> **Goal of the exercise**:
Please repeat every entry that follows, keeping each one exactly the same.

> **Excerpts from an interface dataset**:
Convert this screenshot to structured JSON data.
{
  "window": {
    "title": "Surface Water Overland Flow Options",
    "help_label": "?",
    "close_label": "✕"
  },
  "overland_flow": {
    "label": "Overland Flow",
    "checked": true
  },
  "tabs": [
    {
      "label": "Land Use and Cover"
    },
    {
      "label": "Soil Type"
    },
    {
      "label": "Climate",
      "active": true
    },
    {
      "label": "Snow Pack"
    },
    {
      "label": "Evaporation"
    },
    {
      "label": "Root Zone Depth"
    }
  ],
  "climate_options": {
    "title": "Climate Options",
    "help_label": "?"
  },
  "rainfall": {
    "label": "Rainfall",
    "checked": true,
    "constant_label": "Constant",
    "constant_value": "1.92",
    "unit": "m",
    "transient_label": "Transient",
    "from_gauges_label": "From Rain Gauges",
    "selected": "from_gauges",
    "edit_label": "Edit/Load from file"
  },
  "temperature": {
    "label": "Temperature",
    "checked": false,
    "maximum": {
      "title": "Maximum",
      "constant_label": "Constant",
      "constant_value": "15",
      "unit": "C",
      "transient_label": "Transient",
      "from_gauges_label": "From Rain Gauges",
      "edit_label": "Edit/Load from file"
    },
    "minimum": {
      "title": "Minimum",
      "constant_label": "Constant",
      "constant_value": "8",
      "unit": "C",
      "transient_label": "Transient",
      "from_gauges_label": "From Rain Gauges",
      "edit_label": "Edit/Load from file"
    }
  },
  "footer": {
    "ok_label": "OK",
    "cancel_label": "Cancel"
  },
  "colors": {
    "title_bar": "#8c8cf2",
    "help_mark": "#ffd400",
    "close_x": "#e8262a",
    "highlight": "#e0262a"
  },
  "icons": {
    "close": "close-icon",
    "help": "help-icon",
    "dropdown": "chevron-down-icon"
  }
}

> **Output of the task**:
Convert this screenshot to structured JSON data.
{
  "window": {
    "title": "Surface Water Overland Flow Options",
    "help_label": "?",
    "close_label": "✕"
  },
  "overland_flow": {
    "label": "Overland Flow",
    "checked": true
  },
  "tabs": [
    {
      "label": "Land Use and Cover"
    },
    {
      "label": "Soil Type"
    },
    {
      "label": "Climate",
      "active": true
    },
    {
      "label": "Snow Pack"
    },
    {
      "label": "Evaporation"
    },
    {
      "label": "Root Zone Depth"
    }
  ],
  "climate_options": {
    "title": "Climate Options",
    "help_label": "?"
  },
  "rainfall": {
    "label": "Rainfall",
    "checked": true,
    "constant_label": "Constant",
    "constant_value": "1.92",
    "unit": "m",
    "transient_label": "Transient",
    "from_gauges_label": "From Rain Gauges",
    "selected": "from_gauges",
    "edit_label": "Edit/Load from file"
  },
  "temperature": {
    "label": "Temperature",
    "checked": false,
    "maximum": {
      "title": "Maximum",
      "constant_label": "Constant",
      "constant_value": "15",
      "unit": "C",
      "transient_label": "Transient",
      "from_gauges_label": "From Rain Gauges",
      "edit_label": "Edit/Load from file"
    },
    "minimum": {
      "title": "Minimum",
      "constant_label": "Constant",
      "constant_value": "8",
      "unit": "C",
      "transient_label": "Transient",
      "from_gauges_label": "From Rain Gauges",
      "edit_label": "Edit/Load from file"
    }
  },
  "footer": {
    "ok_label": "OK",
    "cancel_label": "Cancel"
  },
  "colors": {
    "title_bar": "#8c8cf2",
    "help_mark": "#ffd400",
    "close_x": "#e8262a",
    "highlight": "#e0262a"
  },
  "icons": {
    "close": "close-icon",
    "help": "help-icon",
    "dropdown": "chevron-down-icon"
  }
}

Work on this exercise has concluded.